Alfonso Ribeiro has withdrawn his lawsuit against Epic Games over the use of in-game dance moves that mimicked those he used while playing the role of Carlton Banks on the Fresh Prince of Bel-Air.
The sudden move came Thursday in federal court. Ribeiro’s attorneys told the BBC the actor intends to refile the suit at a later date. A similar case against Take-Two Interactive Software was also withdrawn and might be refiled later.
Ribeiro might have a hard time winning the cases, though, after the U.S. Copyright Office denied his request to register the widely known dance move, saying the combination of steps “is a simple routine that is not registrable as a choreographic work.”
He’s hardly alone in his battle with Fortnite however. Several celebrities and online stars, including rapper 2 Milly, have accused the popular game of infringing on their rights by using dance moves they created without acknowledgement or compensation.
Legal scholars note that dance moves are generally not seen as trademarkable (though the names of those moves can be). 2 Milly’s suit, though, seemingly accuses Epic developers of using copyrighted music videos to create the animations, which is a bigger gray area.
Should any of the artists win their Fortnite suit, it could have sweeping implications throughout the video game industry and how pop culture references are included into new titles.
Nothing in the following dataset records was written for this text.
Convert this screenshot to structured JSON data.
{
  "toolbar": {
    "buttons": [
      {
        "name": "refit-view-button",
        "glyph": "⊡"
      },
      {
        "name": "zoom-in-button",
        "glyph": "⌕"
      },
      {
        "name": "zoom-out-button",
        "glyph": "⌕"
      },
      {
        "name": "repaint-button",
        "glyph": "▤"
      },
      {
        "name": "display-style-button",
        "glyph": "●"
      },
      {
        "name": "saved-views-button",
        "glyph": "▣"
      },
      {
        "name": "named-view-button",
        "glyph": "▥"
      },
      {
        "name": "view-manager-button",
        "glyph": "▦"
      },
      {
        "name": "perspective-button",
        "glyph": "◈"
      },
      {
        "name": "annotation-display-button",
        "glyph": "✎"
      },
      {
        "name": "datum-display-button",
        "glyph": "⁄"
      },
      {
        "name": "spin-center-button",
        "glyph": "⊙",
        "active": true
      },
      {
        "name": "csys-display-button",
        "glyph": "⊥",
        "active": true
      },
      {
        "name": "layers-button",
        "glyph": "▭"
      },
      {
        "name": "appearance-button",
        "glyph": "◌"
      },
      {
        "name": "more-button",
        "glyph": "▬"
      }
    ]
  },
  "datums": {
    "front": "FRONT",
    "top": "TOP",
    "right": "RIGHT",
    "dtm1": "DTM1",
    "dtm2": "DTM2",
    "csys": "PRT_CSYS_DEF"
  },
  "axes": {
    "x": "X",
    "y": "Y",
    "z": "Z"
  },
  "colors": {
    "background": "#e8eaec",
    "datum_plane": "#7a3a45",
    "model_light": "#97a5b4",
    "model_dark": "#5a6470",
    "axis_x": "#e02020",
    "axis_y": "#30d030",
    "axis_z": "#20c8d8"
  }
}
Fortnite, last year, became the latest game to generate more than $1 billion in revenue, largely through the purchase of in-game content like season passes and dance emotes. The game has 200 million registered users.